The doctor reading your mammogram will be looking for different types of breast changes, such as small white spots called calcifications, abnormal areas called masses, and other suspicious findings that could be signs of cancer.
What does cancer look like in a dense breast?
Dense (fibrous and glandular) breast tissue looks white on a mammogram. Breast masses and cancers can also look white, so the dense tissue can make it harder to see them. In contrast, fatty tissue looks almost black on a mammogram, so it’s easier to see a tumor that looks white if most of the breast is fat tissue.
What does a dense mass in the breast mean?
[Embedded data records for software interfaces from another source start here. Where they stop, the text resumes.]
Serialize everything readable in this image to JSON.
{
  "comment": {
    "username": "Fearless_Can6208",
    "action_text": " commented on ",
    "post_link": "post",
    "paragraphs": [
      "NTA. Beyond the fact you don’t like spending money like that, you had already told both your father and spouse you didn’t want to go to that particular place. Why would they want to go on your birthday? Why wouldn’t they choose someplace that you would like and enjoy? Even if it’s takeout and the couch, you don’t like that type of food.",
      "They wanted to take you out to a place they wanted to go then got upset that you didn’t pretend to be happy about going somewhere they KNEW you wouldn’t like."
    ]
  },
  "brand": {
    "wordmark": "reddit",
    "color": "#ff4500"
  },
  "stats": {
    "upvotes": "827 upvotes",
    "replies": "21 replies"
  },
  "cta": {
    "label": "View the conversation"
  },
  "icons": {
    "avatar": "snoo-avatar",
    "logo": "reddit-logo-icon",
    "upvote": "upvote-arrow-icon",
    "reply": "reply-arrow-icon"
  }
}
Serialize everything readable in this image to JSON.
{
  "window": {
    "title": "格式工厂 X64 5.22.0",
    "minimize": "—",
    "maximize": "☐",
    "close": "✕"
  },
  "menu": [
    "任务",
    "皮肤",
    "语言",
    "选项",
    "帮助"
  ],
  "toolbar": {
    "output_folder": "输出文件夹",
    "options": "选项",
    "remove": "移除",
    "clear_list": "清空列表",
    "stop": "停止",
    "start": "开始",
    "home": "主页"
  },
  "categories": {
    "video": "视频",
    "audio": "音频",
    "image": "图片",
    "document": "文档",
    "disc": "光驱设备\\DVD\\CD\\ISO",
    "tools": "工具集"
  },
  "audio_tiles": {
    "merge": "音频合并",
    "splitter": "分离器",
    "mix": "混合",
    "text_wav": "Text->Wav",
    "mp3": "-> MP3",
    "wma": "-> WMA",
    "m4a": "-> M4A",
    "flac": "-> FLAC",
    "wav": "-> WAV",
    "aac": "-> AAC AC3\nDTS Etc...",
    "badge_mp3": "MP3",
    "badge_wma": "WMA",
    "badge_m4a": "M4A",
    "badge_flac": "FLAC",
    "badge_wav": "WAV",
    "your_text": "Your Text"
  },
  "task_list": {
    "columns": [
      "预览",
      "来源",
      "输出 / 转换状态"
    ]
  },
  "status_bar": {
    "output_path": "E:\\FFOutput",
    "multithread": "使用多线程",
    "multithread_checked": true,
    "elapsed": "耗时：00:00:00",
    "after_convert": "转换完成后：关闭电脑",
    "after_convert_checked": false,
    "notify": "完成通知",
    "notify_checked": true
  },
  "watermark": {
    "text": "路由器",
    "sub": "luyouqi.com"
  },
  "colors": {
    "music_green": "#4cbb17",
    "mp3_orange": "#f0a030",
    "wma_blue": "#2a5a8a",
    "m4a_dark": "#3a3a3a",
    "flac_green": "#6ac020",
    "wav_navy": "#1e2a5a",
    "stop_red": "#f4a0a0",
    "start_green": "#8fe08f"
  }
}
Advertisement. Your breasts are made up of fibrous tissue (or connective tissue), glandular tissue (the type of tissue that produces milk), and fatty tissue. If you’re told you have dense breasts, this means that you have more fibrous and glandular tissue and less fatty tissue than women who don’t have dense breasts.
What does a cancerous tumor look like on a mammogram?
Very dense tissue, like bone, shows up as white on an X-ray. Fat looks dark gray on an X-ray. Breast cancer and some benign breast conditions are denser than fat and appear a lighter shade of gray or white on a mammogram.
What color is a cyst on a mammogram?
On a mammogram, they can sometimes be seen as a smooth, round mass in the breast tissue. On ultrasound, they are usually smooth, round and black. Sometimes cysts do not have these typical features and they are difficult to distinguish from solid (non-fluid) lesions just by looking.
What happens if they find a mass in your breast?
A lump or mass in the breast is the most common symptom of breast cancer. Lumps are often hard and painless, although some are painful. However, not all lumps are cancer. Benign breast conditions (like cysts) that can also cause lumps.
Can radiologist tell if it is cancer?
While even the most advanced imaging technology doesn’t allow radiologists to identify cancer with certainty, it does give them some strong clues about what deserves a closer look. Today we’ll discuss a few things that radiologists are on the lookout for when examining mammography and breast ultrasound images.
What does dense breast tissue mean in a mammogram?
Breast density is a term that describes the relative amount of these different types of breast tissue as seen on a mammogram. Dense breasts have relatively high amounts of glandular tissue and fibrous connective tissue and relatively low amounts of fatty breast tissue.
What does DCIS look like on mammogram?
DCIS is most often discovered during a mammogram used to screen for breast cancer. If your mammogram shows suspicious areas such as bright white specks (microcalcifications) that are in a cluster and have irregular shapes or sizes, your radiologist likely will recommend additional breast imaging.
How common is it to be called back for a second mammogram?
In fact, about 10 to 12 percent of women are called back after a mammogram for more tests – and fewer than 1 in 10 women are actually found to have cancer after that second appointment, according to American Cancer Society. “It’s not uncommon for a patient … to get called back for additional pictures.
What do the levels of density in my mammogram report mean?
The levels of density are often recorded in your mammogram report using letters. The levels of density are: A: Almost entirely fatty indicates that the breasts are almost entirely composed of fat. About 1 in 10 women has this result.
What does dense tissue look like on a mammogram?
Very dense tissue, like bone, shows up as white on an X-ray. Fat looks dark gray on an X-ray. Breast cancer and some benign breast conditions are denser than fat and appear a lighter shade of gray or white on a mammogram. Dense breast tissue can look light gray or white on a mammogram. This can make abnormal findings on a mammogram hard to see.
What is breast cancer mass density?
‘Density’ more or less refers to the amount of fat tissue in the mass in comparison to the surrounding breast tissues. So, when deciding whether or not the mass is likely to be breast cancer, the screening physicians must consider a differential diagnosis for a number of common ailments.
Is high mass density associated with malignancy in radiologists?
High mass density is significantly associated with malignancy in both retrospectively and prospectively assessed data sets, with moderate prospective-retrospective agreement. Radiologists should consider mass density as a valuable descriptor that can stratify risk. © RSNA, 2010